Data about app and page elements
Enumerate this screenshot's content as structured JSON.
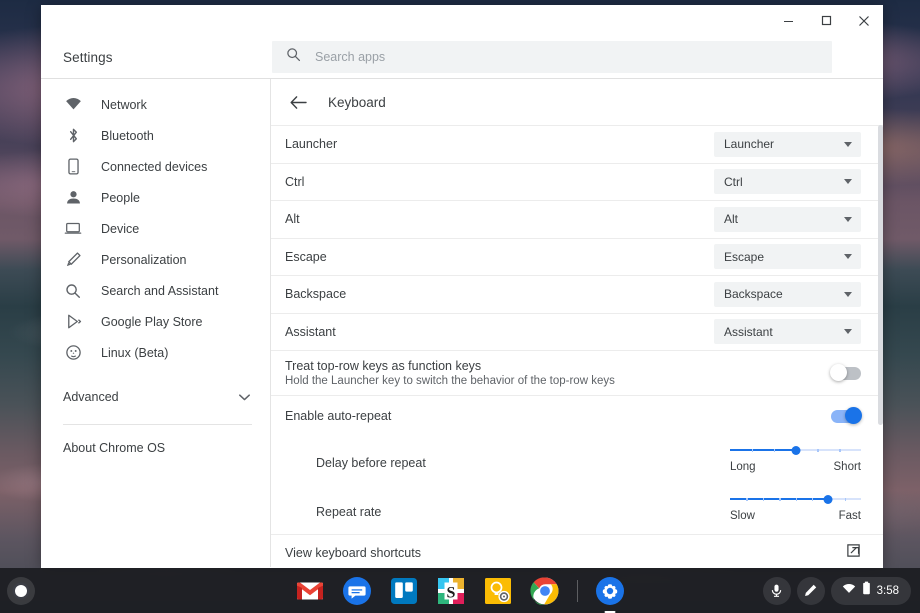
{
  "window": {
    "app_title": "Settings",
    "controls": {
      "minimize": "minimize-window",
      "maximize": "maximize-window",
      "close": "close-window"
    }
  },
  "search": {
    "icon": "search-icon",
    "placeholder": "Search apps",
    "value": ""
  },
  "sidebar": {
    "items": [
      {
        "label": "Network",
        "icon": "wifi-icon"
      },
      {
        "label": "Bluetooth",
        "icon": "bluetooth-icon"
      },
      {
        "label": "Connected devices",
        "icon": "phone-icon"
      },
      {
        "label": "People",
        "icon": "person-icon"
      },
      {
        "label": "Device",
        "icon": "laptop-icon"
      },
      {
        "label": "Personalization",
        "icon": "brush-icon"
      },
      {
        "label": "Search and Assistant",
        "icon": "search-icon"
      },
      {
        "label": "Google Play Store",
        "icon": "play-store-icon"
      },
      {
        "label": "Linux (Beta)",
        "icon": "penguin-icon"
      }
    ],
    "advanced": {
      "label": "Advanced",
      "icon": "chevron-down-icon"
    },
    "about": {
      "label": "About Chrome OS"
    }
  },
  "page": {
    "back_icon": "back-arrow-icon",
    "title": "Keyboard",
    "key_remap_rows": [
      {
        "label": "Launcher",
        "value": "Launcher"
      },
      {
        "label": "Ctrl",
        "value": "Ctrl"
      },
      {
        "label": "Alt",
        "value": "Alt"
      },
      {
        "label": "Escape",
        "value": "Escape"
      },
      {
        "label": "Backspace",
        "value": "Backspace"
      },
      {
        "label": "Assistant",
        "value": "Assistant"
      }
    ],
    "function_keys": {
      "label": "Treat top-row keys as function keys",
      "sublabel": "Hold the Launcher key to switch the behavior of the top-row keys",
      "state": "off"
    },
    "auto_repeat": {
      "label": "Enable auto-repeat",
      "state": "on"
    },
    "delay_slider": {
      "label": "Delay before repeat",
      "min_label": "Long",
      "max_label": "Short",
      "percent": 50
    },
    "rate_slider": {
      "label": "Repeat rate",
      "min_label": "Slow",
      "max_label": "Fast",
      "percent": 75
    },
    "shortcuts_link": {
      "label": "View keyboard shortcuts",
      "icon": "external-link-icon"
    }
  },
  "shelf": {
    "launcher": "launcher-button",
    "apps": [
      {
        "name": "Gmail",
        "icon": "gmail-icon"
      },
      {
        "name": "Messages",
        "icon": "messages-icon"
      },
      {
        "name": "Trello",
        "icon": "trello-icon"
      },
      {
        "name": "Slack",
        "icon": "slack-icon"
      },
      {
        "name": "Google Keep",
        "icon": "keep-icon"
      },
      {
        "name": "Google Chrome",
        "icon": "chrome-icon"
      },
      {
        "name": "Settings",
        "icon": "settings-gear-icon"
      }
    ],
    "tray": {
      "mic": "microphone-icon",
      "stylus": "stylus-pen-icon",
      "wifi": "wifi-icon",
      "battery": "battery-icon",
      "clock": "3:58"
    }
  },
  "colors": {
    "accent_blue": "#1a73e8",
    "toggle_on_track": "#8ab4f8",
    "toggle_off_track": "#bdc1c6",
    "text_primary": "#3c4043",
    "text_secondary": "#5f6368",
    "field_bg": "#f1f3f4"
  }
}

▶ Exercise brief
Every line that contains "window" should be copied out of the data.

▶ Answer for this exercise
  "window": {
      "minimize": "minimize-window",
      "maximize": "maximize-window",
      "close": "close-window"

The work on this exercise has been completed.